A POLIS student is behind the University becoming the first hub outside London to get involved in the Cube Movement – a social media network campaigning against modern day slavery.
Jenna Logeais and a team of six other students launched the local initiative at a special event held this week in the Chancellors' Building where they were joined by Philipp Engel, the founder and director of the project.
“I really believe in this scheme and I want the University to be able to say we were at the start as it takes off around the world,” said Jenna.
The Cube Movement encourages people to buy wooden cubes which each has a unique number on it, along with facts about modern slavery. You then log into the Cube Movement website and put in your pin number and location which logs the beginning of its journey. You then pass the cube on to other people on your travels. Each time it lands in the hands of someone new they log its location on the website and the cube’s journey is tracked online.

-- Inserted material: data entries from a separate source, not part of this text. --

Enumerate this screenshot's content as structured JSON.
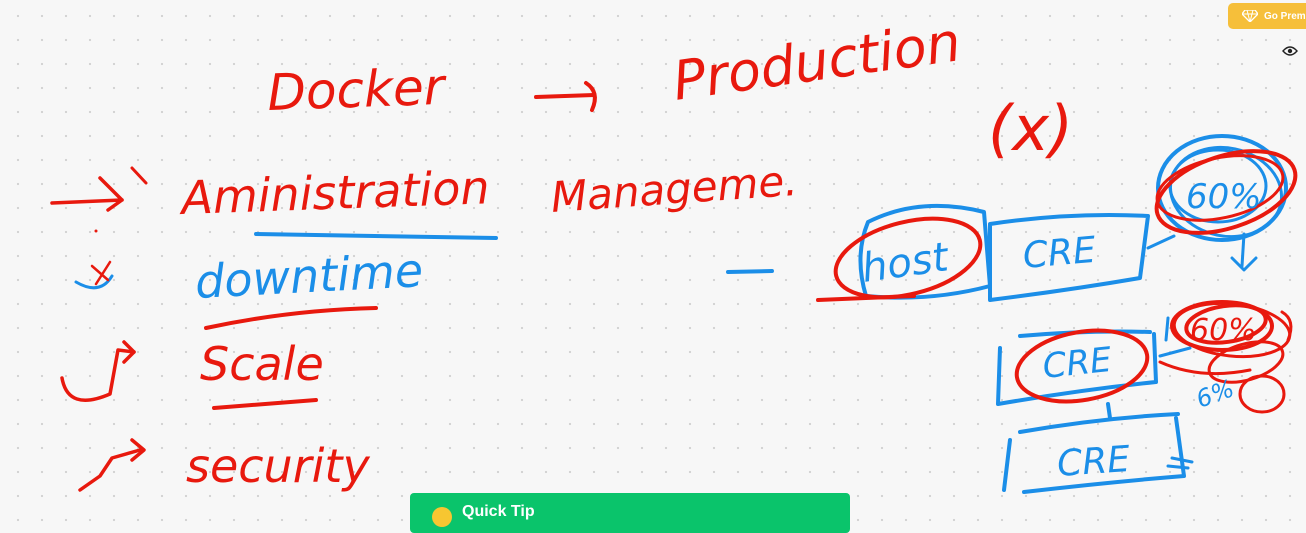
{
  "whiteboard": {
    "title_docker": "Docker",
    "title_production": "Production",
    "x_mark": "(x)",
    "items": [
      {
        "label": "Aministration",
        "marker": "red"
      },
      {
        "label": "downtime",
        "marker": "blue"
      },
      {
        "label": "Scale",
        "marker": "red"
      },
      {
        "label": "security",
        "marker": "red"
      }
    ],
    "management": "Manageme.",
    "host": "host",
    "cre_top": "CRE",
    "cre_mid": "CRE",
    "cre_bottom": "CRE",
    "note_top_right": "60%",
    "note_mid_right": "60%",
    "note_small": "6%"
  },
  "toolbar": {
    "premium_label": "Go Premium",
    "premium_icon": "diamond-icon",
    "view_icon": "eye-icon"
  },
  "toast": {
    "label": "Quick Tip",
    "icon": "emoji-icon",
    "color": "#0ac46b"
  },
  "colors": {
    "red_ink": "#e8190e",
    "blue_ink": "#1b8ee8",
    "premium": "#f6bf3a"
  }
}
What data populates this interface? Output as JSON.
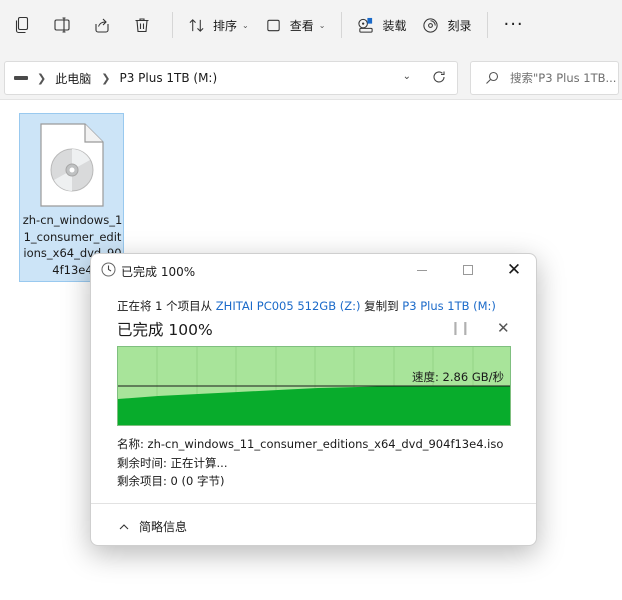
{
  "toolbar": {
    "sort_label": "排序",
    "view_label": "查看",
    "mount_label": "装载",
    "burn_label": "刻录",
    "more_label": "···"
  },
  "address": {
    "breadcrumb": [
      "此电脑",
      "P3 Plus 1TB (M:)"
    ],
    "search_placeholder": "搜索\"P3 Plus 1TB..."
  },
  "file": {
    "name": "zh-cn_windows_11_consumer_editions_x64_dvd_904f13e4"
  },
  "dialog": {
    "title": "已完成 100%",
    "copy_prefix": "正在将 1 个项目从 ",
    "source": "ZHITAI PC005 512GB (Z:)",
    "copy_mid": " 复制到 ",
    "destination": "P3 Plus 1TB (M:)",
    "status": "已完成 100%",
    "speed": "速度: 2.86 GB/秒",
    "name_line": "名称: zh-cn_windows_11_consumer_editions_x64_dvd_904f13e4.iso",
    "time_line": "剩余时间: 正在计算...",
    "items_line": "剩余项目: 0 (0 字节)",
    "details_label": "简略信息",
    "progress_percent": 100
  },
  "colors": {
    "accent": "#1b6ac9",
    "graph_bg": "#a8e49a",
    "graph_fill": "#08ac2c",
    "selection": "#cce4f7"
  }
}
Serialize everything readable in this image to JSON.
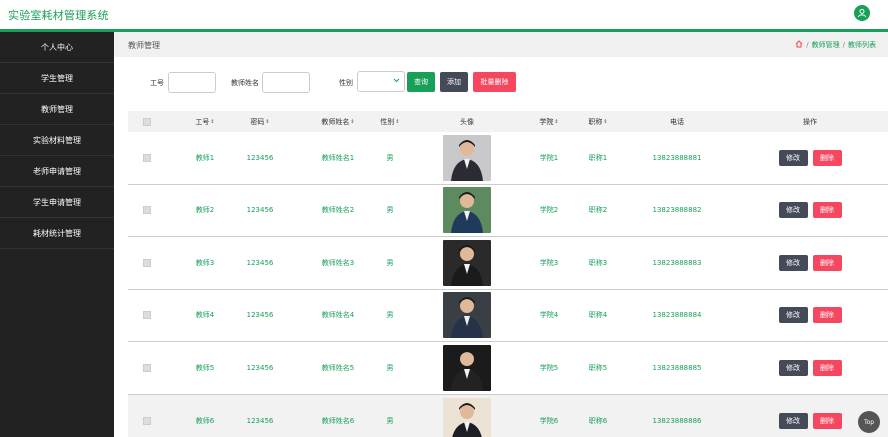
{
  "app": {
    "title": "实验室耗材管理系统"
  },
  "sidebar": {
    "items": [
      {
        "label": "个人中心"
      },
      {
        "label": "学生管理"
      },
      {
        "label": "教师管理"
      },
      {
        "label": "实验材料管理"
      },
      {
        "label": "老师申请管理"
      },
      {
        "label": "学生申请管理"
      },
      {
        "label": "耗材统计管理"
      }
    ]
  },
  "page": {
    "title": "教师管理",
    "breadcrumb": [
      "教师管理",
      "教师列表"
    ]
  },
  "filters": {
    "id_label": "工号",
    "id_value": "",
    "name_label": "教师姓名",
    "name_value": "",
    "gender_label": "性别",
    "gender_value": "",
    "search_button": "查询",
    "add_button": "添加",
    "batch_delete_button": "批量删除"
  },
  "table": {
    "headers": [
      "工号",
      "密码",
      "教师姓名",
      "性别",
      "头像",
      "学院",
      "职称",
      "电话",
      "操作"
    ],
    "edit_label": "修改",
    "delete_label": "删除",
    "rows": [
      {
        "id": "教师1",
        "password": "123456",
        "name": "教师姓名1",
        "gender": "男",
        "college": "学院1",
        "title": "职称1",
        "phone": "13823888881"
      },
      {
        "id": "教师2",
        "password": "123456",
        "name": "教师姓名2",
        "gender": "男",
        "college": "学院2",
        "title": "职称2",
        "phone": "13823888882"
      },
      {
        "id": "教师3",
        "password": "123456",
        "name": "教师姓名3",
        "gender": "男",
        "college": "学院3",
        "title": "职称3",
        "phone": "13823888883"
      },
      {
        "id": "教师4",
        "password": "123456",
        "name": "教师姓名4",
        "gender": "男",
        "college": "学院4",
        "title": "职称4",
        "phone": "13823888884"
      },
      {
        "id": "教师5",
        "password": "123456",
        "name": "教师姓名5",
        "gender": "男",
        "college": "学院5",
        "title": "职称5",
        "phone": "13823888885"
      },
      {
        "id": "教师6",
        "password": "123456",
        "name": "教师姓名6",
        "gender": "男",
        "college": "学院6",
        "title": "职称6",
        "phone": "13823888886"
      }
    ]
  },
  "back_to_top": "Top",
  "colors": {
    "accent": "#18a058",
    "sidebar_bg": "#222222",
    "danger": "#f5475f",
    "dark_button": "#444a58"
  }
}
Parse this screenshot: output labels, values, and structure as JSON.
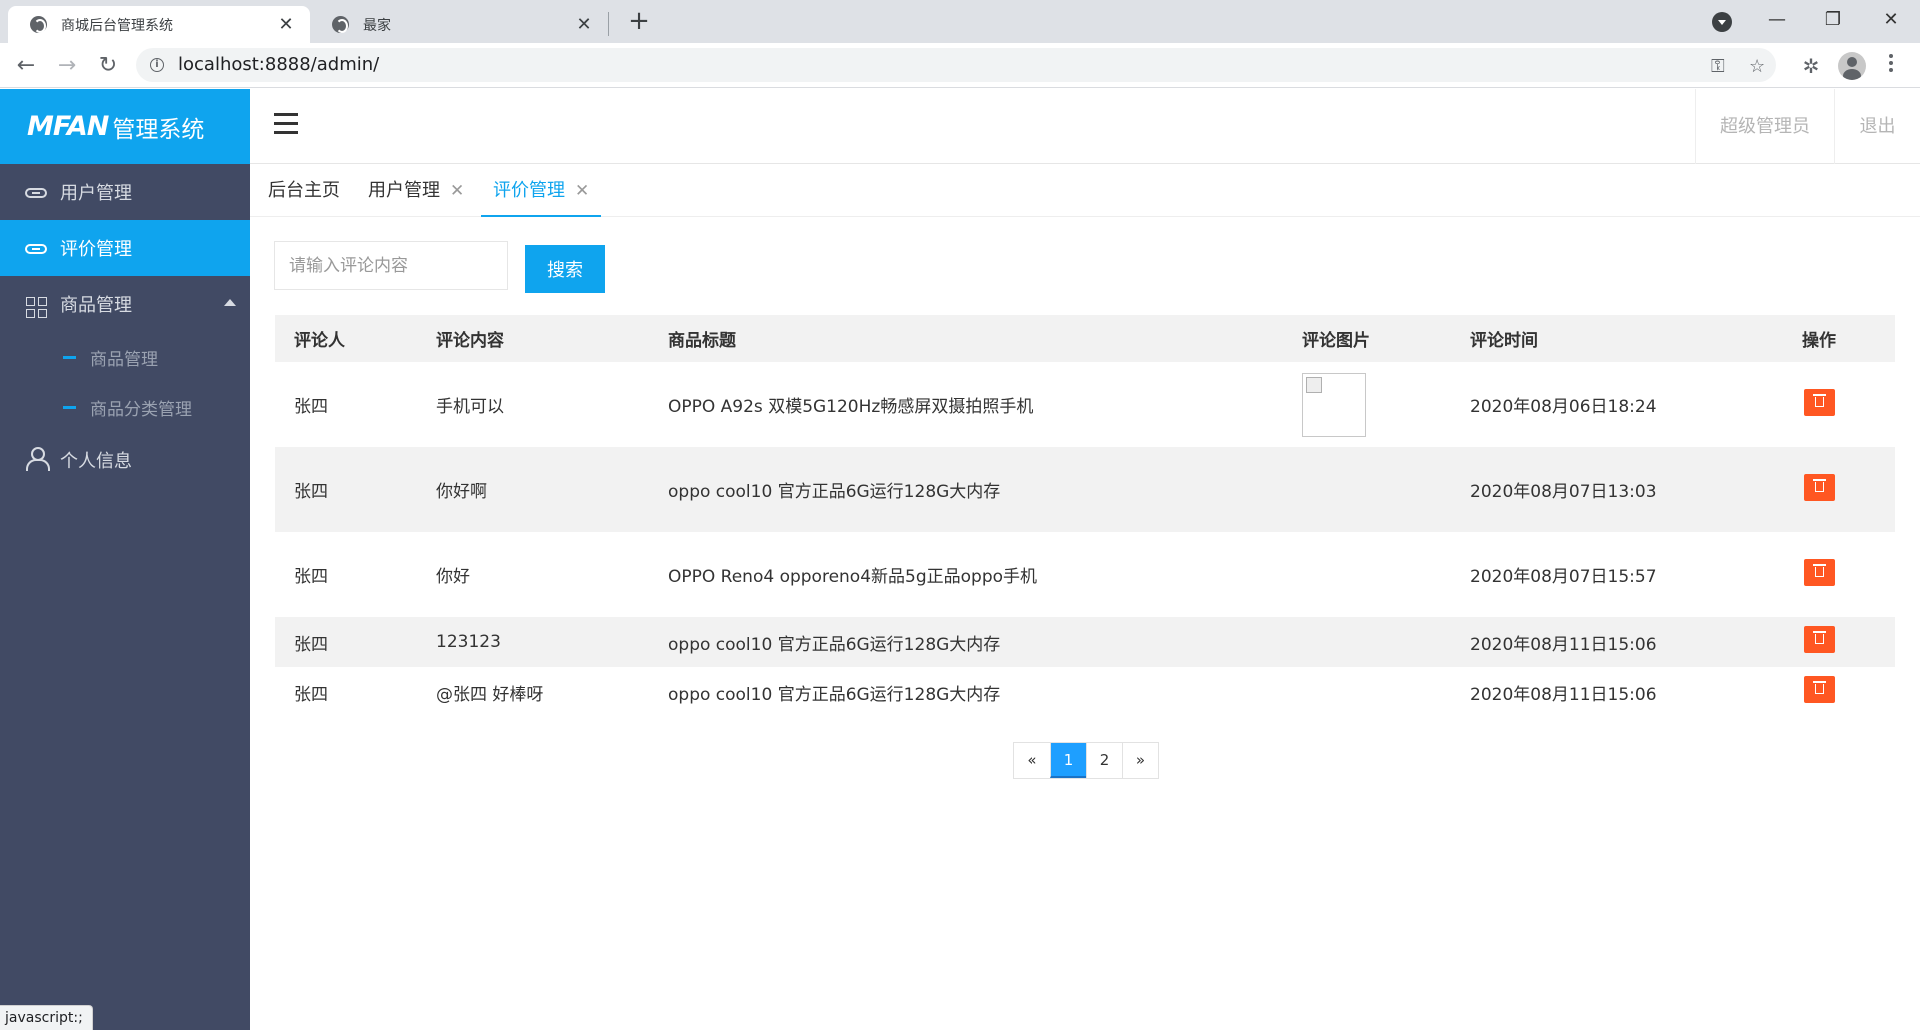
{
  "browser": {
    "tabs": [
      {
        "title": "商城后台管理系统",
        "active": true
      },
      {
        "title": "最家",
        "active": false
      }
    ],
    "url": "localhost:8888/admin/",
    "status_tip": "javascript:;"
  },
  "app": {
    "logo_mark": "MFAN",
    "logo_text": "管理系统",
    "header": {
      "admin_label": "超级管理员",
      "logout_label": "退出"
    }
  },
  "sidebar": {
    "items": [
      {
        "label": "用户管理",
        "icon": "link-icon"
      },
      {
        "label": "评价管理",
        "icon": "link-icon",
        "active": true
      },
      {
        "label": "商品管理",
        "icon": "grid-icon",
        "expanded": true
      },
      {
        "label": "个人信息",
        "icon": "user-icon"
      }
    ],
    "sub_items": [
      {
        "label": "商品管理"
      },
      {
        "label": "商品分类管理"
      }
    ]
  },
  "page_tabs": [
    {
      "label": "后台主页"
    },
    {
      "label": "用户管理"
    },
    {
      "label": "评价管理",
      "active": true
    }
  ],
  "search": {
    "placeholder": "请输入评论内容",
    "button_label": "搜索"
  },
  "table": {
    "columns": [
      "评论人",
      "评论内容",
      "商品标题",
      "评论图片",
      "评论时间",
      "操作"
    ],
    "rows": [
      {
        "user": "张四",
        "content": "手机可以",
        "title": "OPPO A92s 双模5G120Hz畅感屏双摄拍照手机",
        "has_image": true,
        "time": "2020年08月06日18:24"
      },
      {
        "user": "张四",
        "content": "你好啊",
        "title": "oppo cool10 官方正品6G运行128G大内存",
        "has_image": false,
        "time": "2020年08月07日13:03"
      },
      {
        "user": "张四",
        "content": "你好",
        "title": "OPPO Reno4 opporeno4新品5g正品oppo手机",
        "has_image": false,
        "time": "2020年08月07日15:57"
      },
      {
        "user": "张四",
        "content": "123123",
        "title": "oppo cool10 官方正品6G运行128G大内存",
        "has_image": false,
        "time": "2020年08月11日15:06"
      },
      {
        "user": "张四",
        "content": "@张四 好棒呀",
        "title": "oppo cool10 官方正品6G运行128G大内存",
        "has_image": false,
        "time": "2020年08月11日15:06"
      }
    ]
  },
  "pagination": {
    "prev": "«",
    "pages": [
      "1",
      "2"
    ],
    "current": "1",
    "next": "»"
  },
  "colors": {
    "accent": "#0fa4ee",
    "sidebar_bg": "#414a64",
    "danger": "#ff5722",
    "page_active": "#1e9fff"
  }
}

“You can then see how far your cube has travelled across the world as it builds chains of awareness and communication between people about the problems of modern slavery,” explained Jenna.
“Our event on campus went really well and the turn-out was very encouraging so I couldn't be more pleased.”
Jenna got involved in the scheme after travelling to the One Young World Summit in South Africa earlier in the year. This annual summit brings together the brightest young people from around the world to share their vision, views and ideas to create practical and achievable commitments for positive change.
At this year's fourth annual Summit 1,300 young future leaders from over 180 countries around the world spoke alongside global figures including Kofi Annan, former UN Secretary General, Sir Richard Branson and Sir Bob Geldof.
Jenna was selected by the University's Faculty of Humanities & Social Sciences to become the first Bath student to attend the event.
She said: "One Young World was a unique opportunity to meet other ambitious young people from around the world, and to discuss and find sustainable and concrete solutions for the most pressing issues the world faces today, such as modern slavery. I felt really inspired so when I returned I thought this was a great initiative and wanted to see if I could create the first hub outside of London.”